A newly-opened affiliate in the Philippines of a big seed company from the Netherlands will introduce to Filipino farmers several outstanding vegetable varieties that could make farming profitable for the growers.
The new company is Enza Zaden Philippines that was inaugurated on November 12, 2018, attended by the Dutch firm’s managing director Jaap Mazereeuw and Asian regional director Pankaj Malik, who is based in Malaysia. Enza Zaden is an 80-year-old Dutch seed firm that boasts of introducing 100 new vegetable varieties every year.

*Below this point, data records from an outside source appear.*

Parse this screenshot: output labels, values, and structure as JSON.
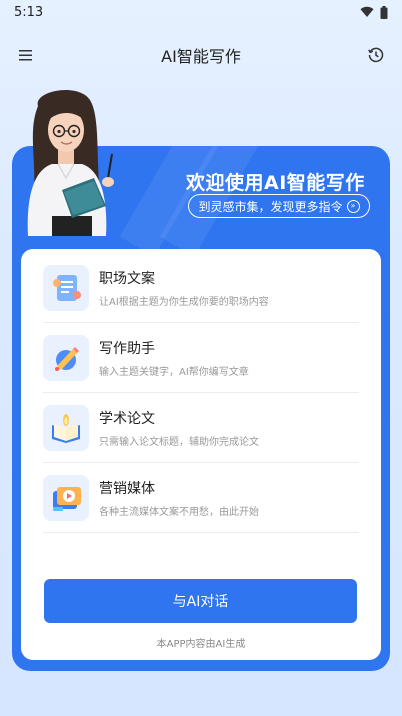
{
  "status": {
    "time": "5:13"
  },
  "header": {
    "title": "AI智能写作",
    "menu_icon": "menu-icon",
    "history_icon": "history-icon"
  },
  "hero": {
    "welcome": "欢迎使用AI智能写作",
    "link_label": "到灵感市集，发现更多指令"
  },
  "features": [
    {
      "title": "职场文案",
      "desc": "让AI根据主题为你生成你要的职场内容",
      "icon": "document-icon"
    },
    {
      "title": "写作助手",
      "desc": "输入主题关键字，AI帮你编写文章",
      "icon": "pencil-icon"
    },
    {
      "title": "学术论文",
      "desc": "只需输入论文标题，辅助你完成论文",
      "icon": "book-icon"
    },
    {
      "title": "营销媒体",
      "desc": "各种主流媒体文案不用愁，由此开始",
      "icon": "media-icon"
    }
  ],
  "cta": {
    "label": "与AI对话"
  },
  "footer": {
    "note": "本APP内容由AI生成"
  },
  "colors": {
    "primary": "#2f75f0",
    "background": "#dceaff"
  }
}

Three front-running varieties, according to Romeo Abrina, technical director of the new company, are Malbec, a red onion variety; Xanadu, a romaine lettuce; and Prima, a high-yielding pumpkin. Of course, the company also offers a wide variety of highland as well as lowland varieties.
In plantings in farmers’ field, Malbec can produce 60 tons per hectare. That is 30 percent higher than the yield of another company’s top red onion variety, according to Pankaj Malik. In the Philippines, the total cost of production is about P120,000 per hectare, according to Abrina. Even at the price per kilo of P20, the gross income from 60 tons would be P1,200,000. That’s 10 times the cost of production.
Let’s say the yield is only 40 tons and the selling price is P15 per kilo, the gross revenue would be P600,000. Deduct the P120,000 cost of production and the farmer will still net a hefty P480,000 per hectare. That’s how profitable Malbec is for the farmers.
Xanadu is claimed to be the top-selling romaine lettuce in the Philippines today. It also commands a high price. According to Abrina, he recently observed Xanadu to be retailing at P300 per kilo in Quezon City.
Prima is another bestseller for Enza Zaden. This is a high-yielding variety with dark green skin, each fruit weighing as much as five kilos. Nueva Vizcaya is a major producer of pumpkins, according to Abrina.
Enza Zaden Philippines has a research farm in Bongabon, Nueva Ecija. Aside from onion, they also conduct trials of other lowland vegetables like cucumber, ampalaya, tomato, peppers, eggplant, and many others. Abrina observes that the farmers in Bongabon are also starting to plant other vegetables after their onion crop.
The primary concern of Enza Zaden, according to managing director Mazereeuw, is for the company to provide healthy vegetables that are profitable for farmers to plant. When that happens, Enza Zaden will also reap its own reward in terms of company profits and otherwise.
For more information, visit the Enza Zaden.
This appeared in Agriculture Monthly’s December 2018 issue.